- The Shrine of Thomas Becket: One of the most significant features of Canterbury Cathedral is the shrine of St. Thomas Becket. Located in the Trinity Chapel, the shrine was a major pilgrimage destination during the Middle Ages. It housed the remains of Thomas Becket, the Archbishop of Canterbury who was murdered in the cathedral in 1170. The shrine’s opulent design and elaborate decorations attracted pilgrims from all over Europe seeking solace and healing.
- The Quire and Choir Stalls: The Quire, also known as the choir area, is a beautifully crafted section of the cathedral. It is adorned with exquisite medieval woodwork, including intricately carved choir stalls. The carvings depict scenes from the Bible, lives of saints, and mythical creatures. The misericords (small wooden seats) under the folding seats of the choir stalls feature amusing and curious carvings that offer glimpses into medieval life and humor.
- The Great South Window: One of the highlights of the cathedral’s stained glass is the Great South Window, located above the South Transept. This immense window is renowned as the largest surviving medieval stained glass window in England. It showcases intricate tracery and vividly colored panels that depict the genealogy of Christ, starting from Jesse, the father of King David.
- The Miracle Windows: Housed in the Trinity Chapel, the Miracle Windows narrate the posthumous miracles associated with St. Thomas Becket. These vibrant stained glass windows depict miraculous healings and divine interventions attributed to the intercession of Becket. The stunning visuals and the tales of miracles inspired pilgrims to seek divine help and guidance.
- The Ancestor’s Tomb: Located in the North Ambulatory, the Ancestor’s Tomb is an imposing monument dedicated to the Black Prince, Edward, the eldest son of King Edward III. The tomb features a detailed effigy of the Black Prince in full armor, and the canopy above is adorned with intricate stone carvings.
- The Corona Spina: The Corona Spina, also known as the Crown of Thorns, is a relic housed within the cathedral. It is believed to be a fragment of the crown worn by Jesus Christ during the crucifixion. This relic adds to the cathedral’s spiritual significance and draws the faithful to venerate this sacred artifact.
- The Cloisters: The cloisters, located on the southern side of the cathedral, are a serene and peaceful space. These covered walkways surround an open courtyard and were originally used by monks for meditation and contemplation.

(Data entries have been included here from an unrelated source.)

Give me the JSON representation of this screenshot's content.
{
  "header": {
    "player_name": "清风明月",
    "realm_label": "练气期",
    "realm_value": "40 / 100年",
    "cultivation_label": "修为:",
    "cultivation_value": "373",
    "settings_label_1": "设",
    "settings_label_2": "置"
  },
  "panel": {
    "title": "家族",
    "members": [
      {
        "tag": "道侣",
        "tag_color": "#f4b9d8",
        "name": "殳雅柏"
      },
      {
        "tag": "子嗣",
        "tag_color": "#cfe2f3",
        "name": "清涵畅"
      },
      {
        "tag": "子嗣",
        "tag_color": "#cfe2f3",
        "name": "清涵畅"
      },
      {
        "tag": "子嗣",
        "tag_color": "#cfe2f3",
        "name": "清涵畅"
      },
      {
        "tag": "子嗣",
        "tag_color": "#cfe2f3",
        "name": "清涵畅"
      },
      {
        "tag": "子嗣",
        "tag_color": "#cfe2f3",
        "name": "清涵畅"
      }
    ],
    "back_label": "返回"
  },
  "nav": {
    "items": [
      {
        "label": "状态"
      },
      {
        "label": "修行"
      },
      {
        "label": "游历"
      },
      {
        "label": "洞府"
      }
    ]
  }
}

The cloisters feature elegant ribbed vaulting and are often depicted in various films and television shows.
- The Martyrdom: The Martyrdom, also known as the East Chapel, is the spot where Thomas Becket was martyred. A simple altar and a lit candle mark this sacred place, and visitors can pay their respects and reflect on the historical significance of this location.
These notable features and treasures contribute to the spiritual and historical allure of Canterbury Cathedral. Each element holds a unique story and offers visitors a glimpse into the rich tapestry of faith, art, and culture that has been woven into this magnificent cathedral over the centuries.
Events and Services
The cathedral hosts a myriad of events, including concerts, lectures, and exhibitions. Regular services, including Evensong and Holy Communion, provide an opportunity for visitors to experience the cathedral’s spiritual ambiance.
Canterbury Cathedral stands tall as a beacon of faith and a testament to human ingenuity. Its rich history, architectural brilliance, and spiritual significance continue to captivate people from all walks of life. A visit to this sacred place is not only a journey through time but also an encounter with something greater than oneself.